2017 the Music of the Russian Revolution 1917 (dedicated to 100 years since the Russian Revolution)
2016 The International Prokofiev Festival
Do you have a favourite concert venue to perform in and why?
I love the Purcell Room in London and cannot wait to be back there on 2 Feb for our all-Prokofiev recital!
Who are your favourite musicians?
So many! I seriously admire Yuja Wang and Daniil Trifonov of my age, also Hamelin, Bronfman, Perhaia and Berezovsky are just unbelievable. Not to mention the old heroes: Rachmainoff, Rubinstein, Horowitz, Cziffra, Serkin, Arrau, Dinu Lipati, Gilels, Richer, Sofronitsky and so many other great pianists.
Since the question is about musicians, I have to include also Rostropovich, Oistrach, Kreisler, Kogan, Repin, Vengeroff, Barenboim, Rattle, Mehta, Schwarzkopf, Bartoli, this list can be endless!
What is your most memorable concert experience?
Playing the Grieg Concerto in the Berlin Philharmonie.
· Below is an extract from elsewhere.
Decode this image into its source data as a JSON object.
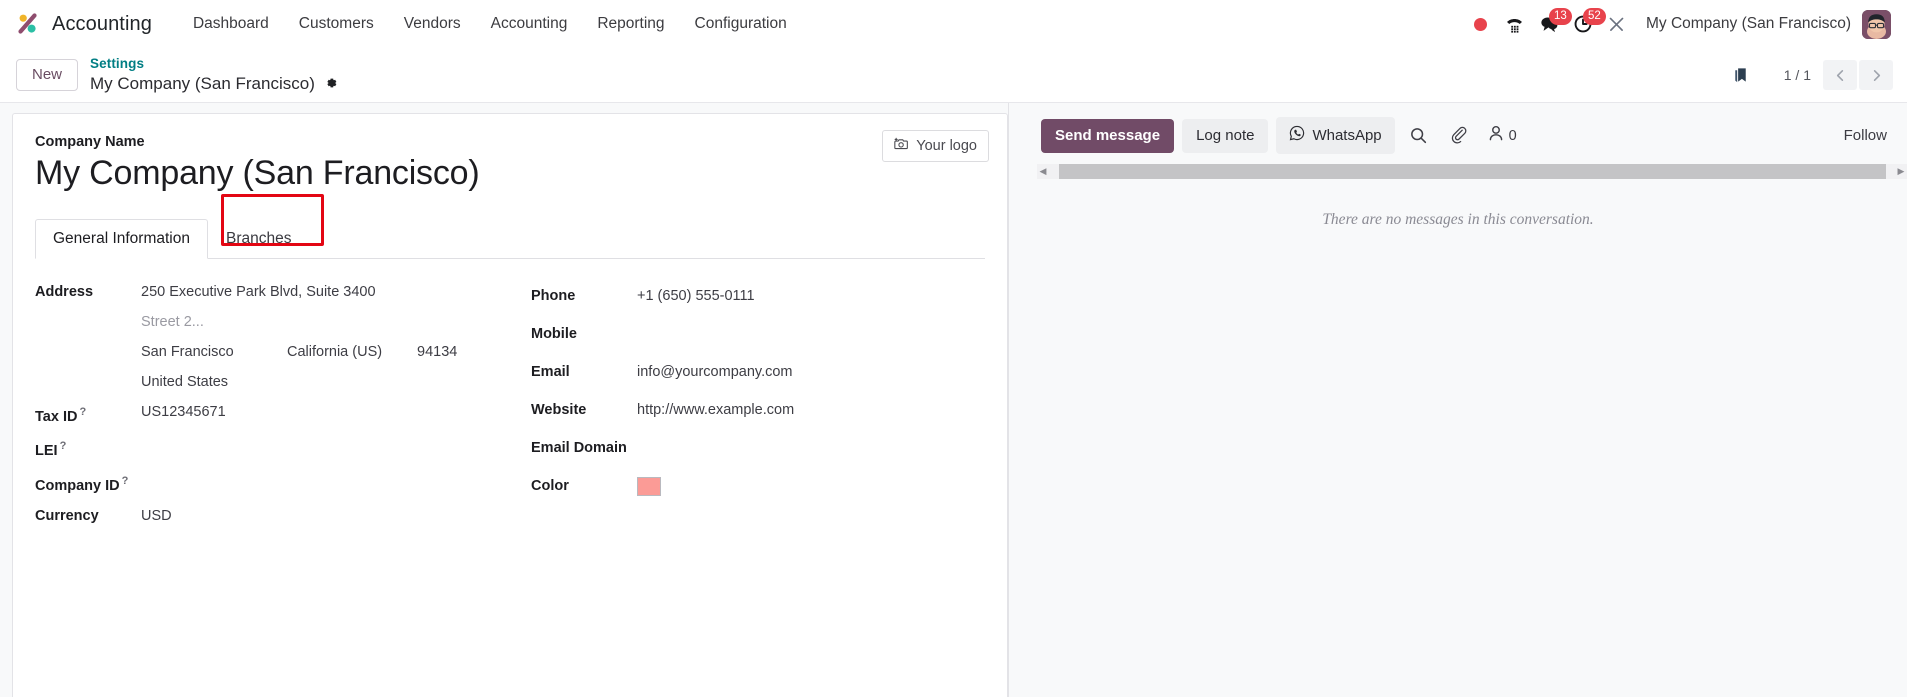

It was the first time I played in that hall and it was just luck – I had to step in at very short notice for a soloist who was ill.
As a musician, what is your definition of success?
Oh, this is a hard one. I think I still am figuring it out. But I guess it is the ability to express true emotions and thoughts in through my interpretation of a piece to people who really appreciate it.
What do you consider to be the most important ideas and concepts to impart to aspiring musicians?
One must feel or imagine what the composer really wanted to say in his composition.
Do not practise with your head elsewhere, unless it is a purely a technical exercise.
Listen to singers – instrumentalists often forget that there needs to be breathing in our phrases too.
Born in Rostov-on-Don, Russia, Yulia gave her debut performance aged 7, performing Bach’s Keyboard Concerto in F minor with the Rostov State Symphony Orchestra. Since then, she has performed extensively in Europe and Asia, most recently in Japan, Spain, Germany, Russia and Ukraine.
Since her first major competition win in Poland, aged 9, Yulia has won first prize in piano competitions in Paris, Andorra, Kiev, Kharkov and St. Petersburg. After winning the first prize and gold medal in the junior section of the 2004 Tchaikovsky International Competition, Yulia appeared as concerto soloist in Moscow, Dubrovnik, Busan and Tokyo.A subsequent recital tour of Japan followed, as well as recitals in Italy, France and Poland.
Yulia’s debut CD recording – of the solo piano works of Badarzewska – was made in Japan in 2007 and a subsequent documentary was made about her musical life by the Japanese Broadcasting Corporation (NHK). As well as recent concerto performances with the Hiroshima and Sendai Symphony Orchestras, Yulia appeared as concerto soloist in the Philharmonie, Berlin in October 2010.
Yulia studied in Rostov and Moscow with Naum Shtarkman before moving to Berlin in 2006 to study with Professor Klaus Hellwig at the Universität der Künste. Amongst numerous scholarships, she has received awards from the Menuhin and Hindemith Foundations in Germany and the Mstislav Rostropovitch Foundation in Russia. She holdsMaster of Music degree (Distinction) from the Royal College of Music in London where she studied with Dmitri Alexeev.
Yulia also had lessons with Andras Schiff, Mitsuko Uchida and Paul Badura-Skoda. Amongst numerous scholarships, she has received awards from the Menuhin and Hindemith Foundations in Germany and the Mstislav Rostropovitch Foundation in Russia. Yulia was a Mills Williams Junior Fellow at the Royal College of Music in 2012/2013.